It was the coldest day in a decade in Ottawa on Wednesday. "A cold day in hell," some might say. And it's not necessarily about the weather.
January 23 marks seven years since Stephen Harper was first elected Prime Minister of Canada. The man once linked to the party of Reform and intolerant rednecks evolved to a French-speaking, cat-petting, ethnic-vote courting leader of a merged Conservative Party. As the PM took the opportunity to pat himself on the back in tweeting his self-assessed greatest accomplishments, perhaps the seven-year itch is the right time to recognize PM Harper's biggest blunders.
- G8/G20 financial fiasco: The billion-dollar boondoggle and the fake lake scandal that begat a youtube video "If I had a billion dollars" (Apologies to BNL). One wonders if the fake lake hath frozen over by now.
- Death of science-based evidence: the heart of the census was carved out, the environmental scientists were muffled and/or turfed, and decisions based on ideology rather than facts have permeated public policy.
- Refugee health: PM Harper froze healthcare services for refugees, despite objections of medical doctors and others who lean on logic and common sense. Even conservative Premiers have chided Harper for his lack of compassion!
- Appointing unilingual supreme court judges: Harper's faux-pas hat trick was half-acknowledged when he voted for an NDP-led resolution to require all top public servants be fluent in both official languages before applying for the job.
- Federal deficit vs. fiscal prudence: Harper took office with a budget surplus. Now the feds carry a large deficit, compounding the national debt. So much for fiscal conservatism!
- The F-35 jets: Harper said the cost would be frozen at $9B. That promise evaporated. The fuzzy math cleared up to reveal a $45B price tag. Oops!
- The persistent Y-chromosome problem: the enduring discrepancies in the handling of MPs' gaffes depending on their gender continues to baffle.
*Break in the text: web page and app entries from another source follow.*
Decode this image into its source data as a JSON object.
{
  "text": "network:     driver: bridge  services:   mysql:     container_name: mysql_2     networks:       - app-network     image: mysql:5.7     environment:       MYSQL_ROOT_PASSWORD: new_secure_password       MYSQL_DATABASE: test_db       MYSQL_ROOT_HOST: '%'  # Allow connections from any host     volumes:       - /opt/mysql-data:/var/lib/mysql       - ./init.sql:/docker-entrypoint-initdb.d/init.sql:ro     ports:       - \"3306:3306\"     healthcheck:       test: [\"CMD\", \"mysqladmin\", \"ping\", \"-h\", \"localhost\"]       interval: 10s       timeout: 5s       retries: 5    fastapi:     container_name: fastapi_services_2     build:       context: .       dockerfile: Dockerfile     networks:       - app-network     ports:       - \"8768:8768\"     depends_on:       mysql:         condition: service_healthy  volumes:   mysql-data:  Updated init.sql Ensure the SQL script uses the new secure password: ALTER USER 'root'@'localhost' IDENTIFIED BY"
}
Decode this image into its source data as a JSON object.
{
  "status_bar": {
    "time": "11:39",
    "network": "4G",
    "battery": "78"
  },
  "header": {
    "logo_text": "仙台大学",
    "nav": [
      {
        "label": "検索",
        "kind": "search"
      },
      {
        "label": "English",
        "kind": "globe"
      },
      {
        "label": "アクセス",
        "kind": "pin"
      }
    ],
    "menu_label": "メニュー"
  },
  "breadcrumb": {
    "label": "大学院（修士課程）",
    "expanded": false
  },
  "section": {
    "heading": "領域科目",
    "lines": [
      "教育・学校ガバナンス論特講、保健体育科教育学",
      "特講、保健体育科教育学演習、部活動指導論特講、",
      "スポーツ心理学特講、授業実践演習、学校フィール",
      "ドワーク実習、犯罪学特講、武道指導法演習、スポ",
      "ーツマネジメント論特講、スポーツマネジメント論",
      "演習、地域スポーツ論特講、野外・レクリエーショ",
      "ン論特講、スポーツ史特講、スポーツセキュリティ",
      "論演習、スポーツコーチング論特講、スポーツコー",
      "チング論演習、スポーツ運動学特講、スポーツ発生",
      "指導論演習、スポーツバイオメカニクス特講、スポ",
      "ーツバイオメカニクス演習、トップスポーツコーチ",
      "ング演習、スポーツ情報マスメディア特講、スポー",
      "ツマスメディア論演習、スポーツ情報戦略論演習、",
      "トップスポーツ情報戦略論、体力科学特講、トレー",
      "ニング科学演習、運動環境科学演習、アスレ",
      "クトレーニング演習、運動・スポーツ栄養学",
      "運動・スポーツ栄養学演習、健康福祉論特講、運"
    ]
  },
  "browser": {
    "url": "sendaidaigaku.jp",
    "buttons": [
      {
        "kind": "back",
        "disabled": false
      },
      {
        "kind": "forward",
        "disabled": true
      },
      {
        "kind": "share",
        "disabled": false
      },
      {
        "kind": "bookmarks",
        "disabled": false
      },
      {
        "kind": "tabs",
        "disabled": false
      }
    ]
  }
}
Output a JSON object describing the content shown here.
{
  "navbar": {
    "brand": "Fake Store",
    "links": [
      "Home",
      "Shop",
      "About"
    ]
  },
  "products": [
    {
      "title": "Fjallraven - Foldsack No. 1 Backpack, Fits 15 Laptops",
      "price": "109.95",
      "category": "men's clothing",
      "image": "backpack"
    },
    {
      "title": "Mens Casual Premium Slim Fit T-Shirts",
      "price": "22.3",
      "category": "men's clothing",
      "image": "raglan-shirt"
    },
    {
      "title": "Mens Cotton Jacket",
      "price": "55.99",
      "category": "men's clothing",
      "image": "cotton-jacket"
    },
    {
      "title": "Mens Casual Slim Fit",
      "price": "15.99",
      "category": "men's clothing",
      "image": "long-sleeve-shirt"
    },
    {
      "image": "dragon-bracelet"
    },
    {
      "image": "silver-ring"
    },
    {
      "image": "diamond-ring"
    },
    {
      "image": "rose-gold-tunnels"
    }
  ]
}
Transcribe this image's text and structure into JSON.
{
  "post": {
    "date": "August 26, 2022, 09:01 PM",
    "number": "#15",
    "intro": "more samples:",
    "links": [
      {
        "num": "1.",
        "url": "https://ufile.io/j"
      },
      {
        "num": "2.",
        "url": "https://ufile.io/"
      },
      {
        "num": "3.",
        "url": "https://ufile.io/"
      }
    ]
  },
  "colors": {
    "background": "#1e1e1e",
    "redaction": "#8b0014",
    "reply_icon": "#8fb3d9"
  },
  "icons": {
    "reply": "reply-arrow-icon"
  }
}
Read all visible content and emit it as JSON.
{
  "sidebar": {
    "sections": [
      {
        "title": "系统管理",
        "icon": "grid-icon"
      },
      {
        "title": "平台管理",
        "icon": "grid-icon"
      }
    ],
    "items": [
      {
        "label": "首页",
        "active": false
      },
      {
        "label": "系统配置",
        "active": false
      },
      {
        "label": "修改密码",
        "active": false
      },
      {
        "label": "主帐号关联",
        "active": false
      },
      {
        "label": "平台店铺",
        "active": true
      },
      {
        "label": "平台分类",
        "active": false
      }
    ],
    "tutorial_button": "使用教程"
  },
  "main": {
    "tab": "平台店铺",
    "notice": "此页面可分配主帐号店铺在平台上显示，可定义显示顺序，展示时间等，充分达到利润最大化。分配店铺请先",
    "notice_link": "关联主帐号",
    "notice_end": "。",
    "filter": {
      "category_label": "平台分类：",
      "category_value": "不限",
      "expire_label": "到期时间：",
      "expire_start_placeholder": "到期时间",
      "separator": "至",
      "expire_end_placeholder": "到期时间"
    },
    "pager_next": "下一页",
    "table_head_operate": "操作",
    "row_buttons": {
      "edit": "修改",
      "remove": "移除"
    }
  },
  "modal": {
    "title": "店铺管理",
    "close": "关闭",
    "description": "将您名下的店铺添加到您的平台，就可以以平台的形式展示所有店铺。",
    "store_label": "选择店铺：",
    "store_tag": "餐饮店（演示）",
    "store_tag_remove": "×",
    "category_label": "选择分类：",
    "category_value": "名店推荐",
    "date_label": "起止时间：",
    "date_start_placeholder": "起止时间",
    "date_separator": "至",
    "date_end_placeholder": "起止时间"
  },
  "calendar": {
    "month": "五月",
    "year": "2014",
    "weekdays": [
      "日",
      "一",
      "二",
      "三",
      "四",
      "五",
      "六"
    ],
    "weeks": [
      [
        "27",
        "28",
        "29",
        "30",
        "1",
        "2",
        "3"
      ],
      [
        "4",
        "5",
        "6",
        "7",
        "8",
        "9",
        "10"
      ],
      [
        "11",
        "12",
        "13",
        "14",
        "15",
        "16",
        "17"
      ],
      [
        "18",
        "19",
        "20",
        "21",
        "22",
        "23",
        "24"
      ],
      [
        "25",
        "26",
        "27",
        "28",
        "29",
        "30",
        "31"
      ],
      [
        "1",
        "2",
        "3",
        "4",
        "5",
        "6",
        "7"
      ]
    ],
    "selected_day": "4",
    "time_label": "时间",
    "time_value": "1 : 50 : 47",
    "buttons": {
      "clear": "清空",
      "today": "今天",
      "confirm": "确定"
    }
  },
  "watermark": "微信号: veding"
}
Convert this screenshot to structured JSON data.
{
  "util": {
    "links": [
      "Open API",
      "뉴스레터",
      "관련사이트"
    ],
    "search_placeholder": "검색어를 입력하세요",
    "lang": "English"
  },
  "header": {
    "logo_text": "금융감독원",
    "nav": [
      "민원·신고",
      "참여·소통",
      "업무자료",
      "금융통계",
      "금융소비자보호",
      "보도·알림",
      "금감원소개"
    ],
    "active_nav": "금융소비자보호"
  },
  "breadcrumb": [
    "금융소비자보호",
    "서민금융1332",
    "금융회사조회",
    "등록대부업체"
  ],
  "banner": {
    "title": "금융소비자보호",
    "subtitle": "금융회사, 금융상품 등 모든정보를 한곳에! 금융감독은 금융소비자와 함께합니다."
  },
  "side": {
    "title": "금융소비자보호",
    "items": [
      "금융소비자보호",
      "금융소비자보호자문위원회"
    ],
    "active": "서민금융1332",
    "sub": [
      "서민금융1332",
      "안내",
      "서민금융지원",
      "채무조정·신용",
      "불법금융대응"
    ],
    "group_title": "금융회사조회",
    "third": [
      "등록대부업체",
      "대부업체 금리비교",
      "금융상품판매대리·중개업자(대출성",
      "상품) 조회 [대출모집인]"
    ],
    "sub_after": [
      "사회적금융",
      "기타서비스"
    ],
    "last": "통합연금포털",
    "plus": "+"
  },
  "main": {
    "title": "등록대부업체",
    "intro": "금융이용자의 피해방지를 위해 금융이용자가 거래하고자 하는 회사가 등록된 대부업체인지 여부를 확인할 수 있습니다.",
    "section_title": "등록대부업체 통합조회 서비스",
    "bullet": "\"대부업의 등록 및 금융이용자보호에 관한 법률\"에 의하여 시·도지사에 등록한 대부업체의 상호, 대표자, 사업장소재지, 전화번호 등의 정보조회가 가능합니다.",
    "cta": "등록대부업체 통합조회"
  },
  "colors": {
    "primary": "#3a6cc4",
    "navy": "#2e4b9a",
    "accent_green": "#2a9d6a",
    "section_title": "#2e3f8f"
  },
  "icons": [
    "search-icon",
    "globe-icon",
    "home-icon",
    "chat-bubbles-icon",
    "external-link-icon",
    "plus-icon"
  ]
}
Faint suspicion of wrong-doing got a female MP frozen out of caucus and turfed. Meanwhile, the latest in a long line of Teflon dons, Dean Del Maestro, remains Parliamentary Secretary while under dual investigations from Elections Canada and RCMP. Adding to that the abortion-restriction issue repeatedly brought back on the table and you have a backwards, misogynistic pattern.
Narrowing the list to just seven items proves to be a challenge, just as it must have been difficult for the PM to list just a handful of accomplishments and favourite photo ops via twitter.
Canadians know that the the Arctic freeze never lasts forever. Eventually, the cold spell yields to Spring. Perhaps the country can return to its normal temperature -- a climate that a majority of Canadians can feel comfortable with.